An important difference between this hero’s journey and the classical one is that you shouldn’t think of your brand journey as complete. You want to situate yourself in the middle of the action (in medias res, to use the literary term) so that your audience feels the excitement of your story unfolding.
This brings us to the next important element.
The point of developing your core messaging as a story is to create empathy among users and make them feel they are a part of the adventure.
To facilitate this, it’s important to weave them into the fabric of your narrative. Your users can be either heroes or allies to the hero, as long as they are active participants in the action. This should be present throughout your UX and marketing copy.
The image above provides a great example. Regardless of the specific space theme, notice how the company shows the users as taking an adventure and working together to execute their mission.
If the challenge of the hero’s journey is helping the world to gain the benefits of your service, center the copy around users realizing those benefits and helping others to as well. Talk about them in the second person and celebrate the small steps they take in their journey. For example, if you sell project management software, assigning and completing tasks are small steps in accomplishing your mission. Celebrate users who do that as part of your story.

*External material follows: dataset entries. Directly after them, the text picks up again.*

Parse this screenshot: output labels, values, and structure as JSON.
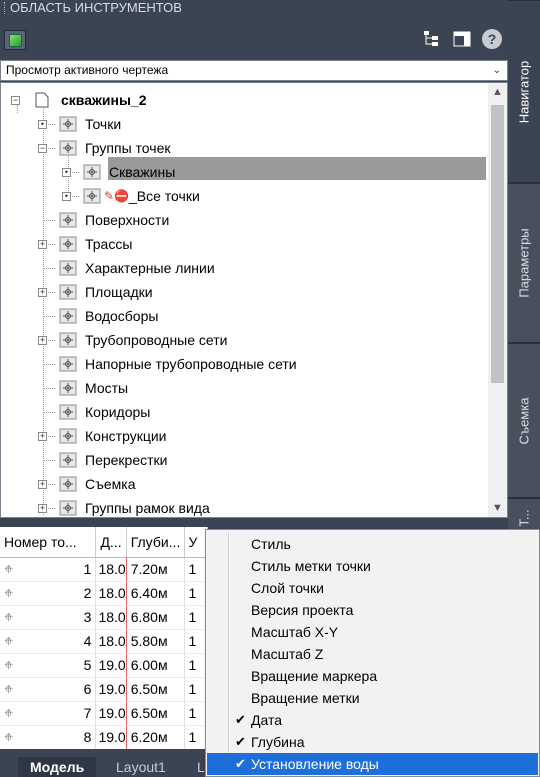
{
  "panel": {
    "title": "ОБЛАСТЬ ИНСТРУМЕНТОВ"
  },
  "side_tabs": [
    {
      "label": "Навигатор"
    },
    {
      "label": "Параметры"
    },
    {
      "label": "Съемка"
    },
    {
      "label": "Т..."
    }
  ],
  "view_select": {
    "value": "Просмотр активного чертежа"
  },
  "tree": {
    "root": "скважины_2",
    "items": [
      {
        "label": "Точки",
        "icon": "point-icon",
        "expander": "dot"
      },
      {
        "label": "Группы точек",
        "icon": "point-group-icon",
        "expander": "minus"
      },
      {
        "label": "Скважины",
        "icon": "point-group-icon",
        "expander": "dot",
        "selected": true
      },
      {
        "label": "_Все точки",
        "icon": "point-group-icon",
        "expander": "dot",
        "flag": "edit-no-icon"
      },
      {
        "label": "Поверхности",
        "icon": "surface-icon",
        "expander": ""
      },
      {
        "label": "Трассы",
        "icon": "alignment-icon",
        "expander": "plus"
      },
      {
        "label": "Характерные линии",
        "icon": "feature-line-icon",
        "expander": ""
      },
      {
        "label": "Площадки",
        "icon": "site-icon",
        "expander": "plus"
      },
      {
        "label": "Водосборы",
        "icon": "catchment-icon",
        "expander": ""
      },
      {
        "label": "Трубопроводные сети",
        "icon": "pipe-network-icon",
        "expander": "plus"
      },
      {
        "label": "Напорные трубопроводные сети",
        "icon": "pressure-network-icon",
        "expander": ""
      },
      {
        "label": "Мосты",
        "icon": "bridge-icon",
        "expander": ""
      },
      {
        "label": "Коридоры",
        "icon": "corridor-icon",
        "expander": ""
      },
      {
        "label": "Конструкции",
        "icon": "assembly-icon",
        "expander": "plus"
      },
      {
        "label": "Перекрестки",
        "icon": "intersection-icon",
        "expander": ""
      },
      {
        "label": "Съемка",
        "icon": "survey-icon",
        "expander": "plus"
      },
      {
        "label": "Группы рамок вида",
        "icon": "view-frame-icon",
        "expander": "plus"
      }
    ]
  },
  "grid": {
    "headers": [
      "Номер то...",
      "Д...",
      "Глуби...",
      "У"
    ],
    "rows": [
      {
        "num": "1",
        "date": "18.0",
        "depth": "7.20м",
        "w": "1"
      },
      {
        "num": "2",
        "date": "18.0",
        "depth": "6.40м",
        "w": "1"
      },
      {
        "num": "3",
        "date": "18.0",
        "depth": "6.80м",
        "w": "1"
      },
      {
        "num": "4",
        "date": "18.0",
        "depth": "5.80м",
        "w": "1"
      },
      {
        "num": "5",
        "date": "19.0",
        "depth": "6.00м",
        "w": "1"
      },
      {
        "num": "6",
        "date": "19.0",
        "depth": "6.50м",
        "w": "1"
      },
      {
        "num": "7",
        "date": "19.0",
        "depth": "6.50м",
        "w": "1"
      },
      {
        "num": "8",
        "date": "19.0",
        "depth": "6.20м",
        "w": "1"
      }
    ]
  },
  "context_menu": {
    "items": [
      {
        "label": "Стиль",
        "checked": false
      },
      {
        "label": "Стиль метки точки",
        "checked": false
      },
      {
        "label": "Слой точки",
        "checked": false
      },
      {
        "label": "Версия проекта",
        "checked": false
      },
      {
        "label": "Масштаб X-Y",
        "checked": false
      },
      {
        "label": "Масштаб Z",
        "checked": false
      },
      {
        "label": "Вращение маркера",
        "checked": false
      },
      {
        "label": "Вращение метки",
        "checked": false
      },
      {
        "label": "Дата",
        "checked": true
      },
      {
        "label": "Глубина",
        "checked": true
      },
      {
        "label": "Установление воды",
        "checked": true,
        "highlighted": true
      }
    ]
  },
  "bottom_tabs": [
    {
      "label": "Модель",
      "active": true
    },
    {
      "label": "Layout1"
    },
    {
      "label": "L"
    }
  ],
  "colors": {
    "panel_bg": "#3b4453",
    "highlight": "#1e6fd9",
    "selection": "#9a9a9a"
  }
}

Details are what makes a story great. Even when the plot isn’t entirely original, a story with three-dimensional characters and detailed scenes will stick in readers’ collective memory.
The details through which your brand distinguishes itself are your brand values. Even companies that do very similar things are distinct because of the values they emphasize. Companies that don’t clearly understand and communicate their values fail to stand out.
How you define your values affects the central challenges of the hero’s journey, as well as what user actions you emphasize in your story.
What value does your product or service provide? What problems are you proudest to solve for your customers? How would the world look with everyone using your tool? These questions lead you to the values you need to communicate.
What good is defining your brand story if you don’t know how to present it in a way that people will read and remember?
As we mentioned earlier, pieces of your story should be present throughout your marketing materials, UX copy, and internal communications. In addition, the story lives in its complete, contiguous form somewhere accessible.
If a coworker asks you where to find the brand story, you should be able to tell them.
Of course, there’s no guarantee that someone will actually read that story — or any of the communications that make use of it. There is evidence that the average human attention span has shrunk to less than that of a goldfish. Beyond the other elements of good storytelling mentioned here, any piece of content needs to be linear, visually impressive, and snackable if it's to be read and remembered.
We know that very well at Instant Magazine, and it’s why we provide a platform for businesses to create that type of visual content.
We’ve learned that including visual elements such as full-screen background videos grow engagement by up to 400%. Personalizing content based on data about the reader’s industry, location, and demographics increases reading time by 71% and social shares by 75%. These are two strong examples of why you should present your content in a jaw-dropping, memorable way.
Every communication, every piece of collateral you produce is colored by your brand’s messaging. With the way online conversations about brands happen today, that messaging is a continually evolving story. For the health of your company, it’s important to remain the protagonist of that story.
Luckily, by understanding the elements of good storytelling and using them to your advantage, you will have a lot more control over the outcome. By telling your story well and consistently, you lower the chances that someone else will tell it instead.
Check out the Instant Magazine brand story here!